*** Opening of Data provided ***

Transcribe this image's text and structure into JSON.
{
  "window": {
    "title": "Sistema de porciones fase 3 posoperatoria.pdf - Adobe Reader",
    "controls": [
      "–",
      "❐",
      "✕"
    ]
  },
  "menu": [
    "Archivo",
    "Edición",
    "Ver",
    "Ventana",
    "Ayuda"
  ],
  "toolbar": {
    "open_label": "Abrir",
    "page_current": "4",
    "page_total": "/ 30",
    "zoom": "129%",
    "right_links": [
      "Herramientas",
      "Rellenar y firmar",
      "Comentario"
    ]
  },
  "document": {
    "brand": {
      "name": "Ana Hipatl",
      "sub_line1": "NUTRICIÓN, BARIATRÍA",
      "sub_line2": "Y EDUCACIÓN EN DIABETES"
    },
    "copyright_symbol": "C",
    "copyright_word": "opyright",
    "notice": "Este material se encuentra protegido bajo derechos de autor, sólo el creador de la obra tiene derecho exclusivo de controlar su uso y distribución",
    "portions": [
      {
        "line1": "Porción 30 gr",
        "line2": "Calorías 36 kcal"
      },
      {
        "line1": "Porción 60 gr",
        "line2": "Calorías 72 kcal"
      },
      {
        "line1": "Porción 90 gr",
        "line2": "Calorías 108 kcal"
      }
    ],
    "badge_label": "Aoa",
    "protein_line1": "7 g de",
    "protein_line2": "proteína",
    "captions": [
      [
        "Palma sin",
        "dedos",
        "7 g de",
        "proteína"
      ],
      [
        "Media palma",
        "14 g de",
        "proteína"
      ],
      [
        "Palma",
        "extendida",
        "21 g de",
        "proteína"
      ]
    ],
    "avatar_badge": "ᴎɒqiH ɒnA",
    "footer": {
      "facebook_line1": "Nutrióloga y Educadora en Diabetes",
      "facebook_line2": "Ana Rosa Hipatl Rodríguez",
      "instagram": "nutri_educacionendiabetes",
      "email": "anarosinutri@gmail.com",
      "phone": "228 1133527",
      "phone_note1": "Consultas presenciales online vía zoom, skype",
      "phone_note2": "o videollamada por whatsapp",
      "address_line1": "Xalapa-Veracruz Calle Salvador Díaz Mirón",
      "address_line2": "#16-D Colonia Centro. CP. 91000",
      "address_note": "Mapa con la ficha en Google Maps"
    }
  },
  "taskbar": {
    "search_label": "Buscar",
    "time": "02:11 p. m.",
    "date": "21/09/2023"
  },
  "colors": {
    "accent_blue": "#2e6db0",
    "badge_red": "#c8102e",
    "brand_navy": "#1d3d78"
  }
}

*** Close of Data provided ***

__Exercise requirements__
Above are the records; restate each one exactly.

__Finished exercise__
Transcribe this image's text and structure into JSON.
{
  "window": {
    "title": "Sistema de porciones fase 3 posoperatoria.pdf - Adobe Reader",
    "controls": [
      "–",
      "❐",
      "✕"
    ]
  },
  "menu": [
    "Archivo",
    "Edición",
    "Ver",
    "Ventana",
    "Ayuda"
  ],
  "toolbar": {
    "open_label": "Abrir",
    "page_current": "4",
    "page_total": "/ 30",
    "zoom": "129%",
    "right_links": [
      "Herramientas",
      "Rellenar y firmar",
      "Comentario"
    ]
  },
  "document": {
    "brand": {
      "name": "Ana Hipatl",
      "sub_line1": "NUTRICIÓN, BARIATRÍA",
      "sub_line2": "Y EDUCACIÓN EN DIABETES"
    },
    "copyright_symbol": "C",
    "copyright_word": "opyright",
    "notice": "Este material se encuentra protegido bajo derechos de autor, sólo el creador de la obra tiene derecho exclusivo de controlar su uso y distribución",
    "portions": [
      {
        "line1": "Porción 30 gr",
        "line2": "Calorías 36 kcal"
      },
      {
        "line1": "Porción 60 gr",
        "line2": "Calorías 72 kcal"
      },
      {
        "line1": "Porción 90 gr",
        "line2": "Calorías 108 kcal"
      }
    ],
    "badge_label": "Aoa",
    "protein_line1": "7 g de",
    "protein_line2": "proteína",
    "captions": [
      [
        "Palma sin",
        "dedos",
        "7 g de",
        "proteína"
      ],
      [
        "Media palma",
        "14 g de",
        "proteína"
      ],
      [
        "Palma",
        "extendida",
        "21 g de",
        "proteína"
      ]
    ],
    "avatar_badge": "ᴎɒqiH ɒnA",
    "footer": {
      "facebook_line1": "Nutrióloga y Educadora en Diabetes",
      "facebook_line2": "Ana Rosa Hipatl Rodríguez",
      "instagram": "nutri_educacionendiabetes",
      "email": "anarosinutri@gmail.com",
      "phone": "228 1133527",
      "phone_note1": "Consultas presenciales online vía zoom, skype",
      "phone_note2": "o videollamada por whatsapp",
      "address_line1": "Xalapa-Veracruz Calle Salvador Díaz Mirón",
      "address_line2": "#16-D Colonia Centro. CP. 91000",
      "address_note": "Mapa con la ficha en Google Maps"
    }
  },
  "taskbar": {
    "search_label": "Buscar",
    "time": "02:11 p. m.",
    "date": "21/09/2023"
  },
  "colors": {
    "accent_blue": "#2e6db0",
    "badge_red": "#c8102e",
    "brand_navy": "#1d3d78"
  }
}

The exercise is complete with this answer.